Citrus is a 9 billion dollar industry in Florida and anything that might threaten the citrus harvest is carefully monitored and managed, if possible. Unfortunately, the Asian Citrus Psyllid is part of a current threat.
In March of 2014, the Florida Times Union wrote a story on how the citrus crop this year is estimated to be one of the lowest harvests in the past fifteen years. They blame a bacterial disease called Huanglongbing, better known as citrus greening disease, for the decline. This disease has no cure and will eventually kill an otherwise perfectly healthy tree within five years time of first being infected.
Unfortunately, the Asian Citrus Psyllid spreads the citrus greening disease and is considered one of the reasons that the citrus industry is facing a distressing season. As part of a strategy to slow the transmission, citrus growers are treating for the Psyllid in widespread areas.
The psyllid is a very tiny little bug about 3-4 millimeters in size that has brown mottled wings. They are a grayish color with small brown markings and will either jump or fly if approached. It also feeds at an angle, so the backend will appear higher than the front end if seen on a leaf.
When the psyllid lays eggs, they often lay eggs on the youngest leaf sprouts or newly curling leaves. These eggs change color over time. They start as a very light pale color, then move to yellow and will eventually turn orange before the eggs hatch. In addition, you can often see these white curly strings left by young psyllids on the leaves. They may also appear waxy.
The psyllid itself does not kill a citrus tree and is, at best, an irritating little bug. Unfortunately, if a psyllid feasts on a tree already infected with the citrus greening disease, then goes to feast on a tree that is not yet infected, it will then infect that uninfected tree.
Due to the extreme damage that Florida is already experiencing with their citrus crop, it is extremely important to contact professional help should you see any hint of Asian Citrus Psyllid infestation. It is also important to notify the Florida Department of Agriculture that you are seeing signs of Psyllids in your backyard, especially if you live anywhere near orange or citrus groves.
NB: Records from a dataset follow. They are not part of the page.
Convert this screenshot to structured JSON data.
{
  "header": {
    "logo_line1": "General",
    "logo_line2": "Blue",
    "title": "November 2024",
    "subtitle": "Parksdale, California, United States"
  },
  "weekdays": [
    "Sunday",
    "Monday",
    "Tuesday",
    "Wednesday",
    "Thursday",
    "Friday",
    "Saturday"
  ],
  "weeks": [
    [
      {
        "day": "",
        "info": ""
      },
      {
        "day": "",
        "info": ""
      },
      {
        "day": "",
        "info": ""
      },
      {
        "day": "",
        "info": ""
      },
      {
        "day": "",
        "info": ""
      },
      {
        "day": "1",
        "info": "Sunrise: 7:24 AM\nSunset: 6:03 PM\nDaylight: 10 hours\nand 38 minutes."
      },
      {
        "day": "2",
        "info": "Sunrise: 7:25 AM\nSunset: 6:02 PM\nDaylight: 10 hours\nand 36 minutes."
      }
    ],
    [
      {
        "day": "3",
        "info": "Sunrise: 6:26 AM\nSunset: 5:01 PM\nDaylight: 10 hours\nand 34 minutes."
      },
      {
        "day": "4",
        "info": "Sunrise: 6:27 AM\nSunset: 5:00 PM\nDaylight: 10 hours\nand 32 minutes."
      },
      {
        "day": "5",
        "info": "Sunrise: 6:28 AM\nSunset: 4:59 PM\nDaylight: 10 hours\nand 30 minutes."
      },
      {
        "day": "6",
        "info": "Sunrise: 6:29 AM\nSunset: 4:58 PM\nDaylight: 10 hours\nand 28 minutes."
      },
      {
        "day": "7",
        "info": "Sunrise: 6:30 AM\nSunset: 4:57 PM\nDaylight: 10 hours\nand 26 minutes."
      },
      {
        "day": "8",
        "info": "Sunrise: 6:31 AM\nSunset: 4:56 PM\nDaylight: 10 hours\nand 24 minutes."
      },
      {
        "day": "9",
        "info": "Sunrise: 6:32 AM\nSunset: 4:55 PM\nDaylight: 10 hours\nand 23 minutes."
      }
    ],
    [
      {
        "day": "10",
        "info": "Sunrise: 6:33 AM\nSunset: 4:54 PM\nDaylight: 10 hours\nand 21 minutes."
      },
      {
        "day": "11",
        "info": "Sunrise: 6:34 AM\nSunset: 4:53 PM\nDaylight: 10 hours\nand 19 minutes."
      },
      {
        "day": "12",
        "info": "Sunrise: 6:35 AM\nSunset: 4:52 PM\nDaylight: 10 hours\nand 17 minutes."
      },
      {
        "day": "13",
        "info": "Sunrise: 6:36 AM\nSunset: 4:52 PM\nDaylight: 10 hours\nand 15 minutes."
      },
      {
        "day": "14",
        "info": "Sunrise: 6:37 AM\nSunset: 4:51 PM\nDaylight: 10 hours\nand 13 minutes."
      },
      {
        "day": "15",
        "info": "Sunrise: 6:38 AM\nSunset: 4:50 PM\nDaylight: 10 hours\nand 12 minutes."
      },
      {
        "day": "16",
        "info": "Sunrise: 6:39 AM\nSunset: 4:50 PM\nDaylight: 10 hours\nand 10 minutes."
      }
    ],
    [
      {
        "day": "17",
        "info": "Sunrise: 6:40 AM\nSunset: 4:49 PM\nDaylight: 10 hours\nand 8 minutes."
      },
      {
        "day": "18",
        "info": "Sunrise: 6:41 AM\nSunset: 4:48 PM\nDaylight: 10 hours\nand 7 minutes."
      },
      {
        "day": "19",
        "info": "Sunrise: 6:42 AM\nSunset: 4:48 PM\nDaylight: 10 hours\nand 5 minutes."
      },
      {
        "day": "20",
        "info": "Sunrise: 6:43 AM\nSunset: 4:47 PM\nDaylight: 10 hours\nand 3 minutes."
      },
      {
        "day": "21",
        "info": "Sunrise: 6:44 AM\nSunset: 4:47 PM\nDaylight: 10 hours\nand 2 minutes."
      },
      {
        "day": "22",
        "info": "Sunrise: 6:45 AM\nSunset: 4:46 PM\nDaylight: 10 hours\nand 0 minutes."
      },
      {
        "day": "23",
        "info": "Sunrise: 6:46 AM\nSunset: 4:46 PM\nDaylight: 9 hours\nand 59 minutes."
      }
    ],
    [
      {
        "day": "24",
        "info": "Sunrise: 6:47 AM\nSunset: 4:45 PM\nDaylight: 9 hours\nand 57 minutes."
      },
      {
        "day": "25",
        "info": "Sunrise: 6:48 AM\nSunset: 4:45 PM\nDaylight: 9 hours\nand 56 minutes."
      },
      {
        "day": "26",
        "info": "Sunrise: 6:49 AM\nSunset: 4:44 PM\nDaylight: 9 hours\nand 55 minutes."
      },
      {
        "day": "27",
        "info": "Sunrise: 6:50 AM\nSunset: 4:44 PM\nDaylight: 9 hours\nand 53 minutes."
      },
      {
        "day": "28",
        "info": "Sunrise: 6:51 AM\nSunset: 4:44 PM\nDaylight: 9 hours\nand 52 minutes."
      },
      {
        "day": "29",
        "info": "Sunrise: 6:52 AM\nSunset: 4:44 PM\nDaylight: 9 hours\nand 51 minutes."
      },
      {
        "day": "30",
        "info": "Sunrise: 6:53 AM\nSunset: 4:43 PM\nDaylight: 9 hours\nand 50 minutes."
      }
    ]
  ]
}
There are treatment options for the psyllid and the professionals can provide you with the best treatment option for your situation.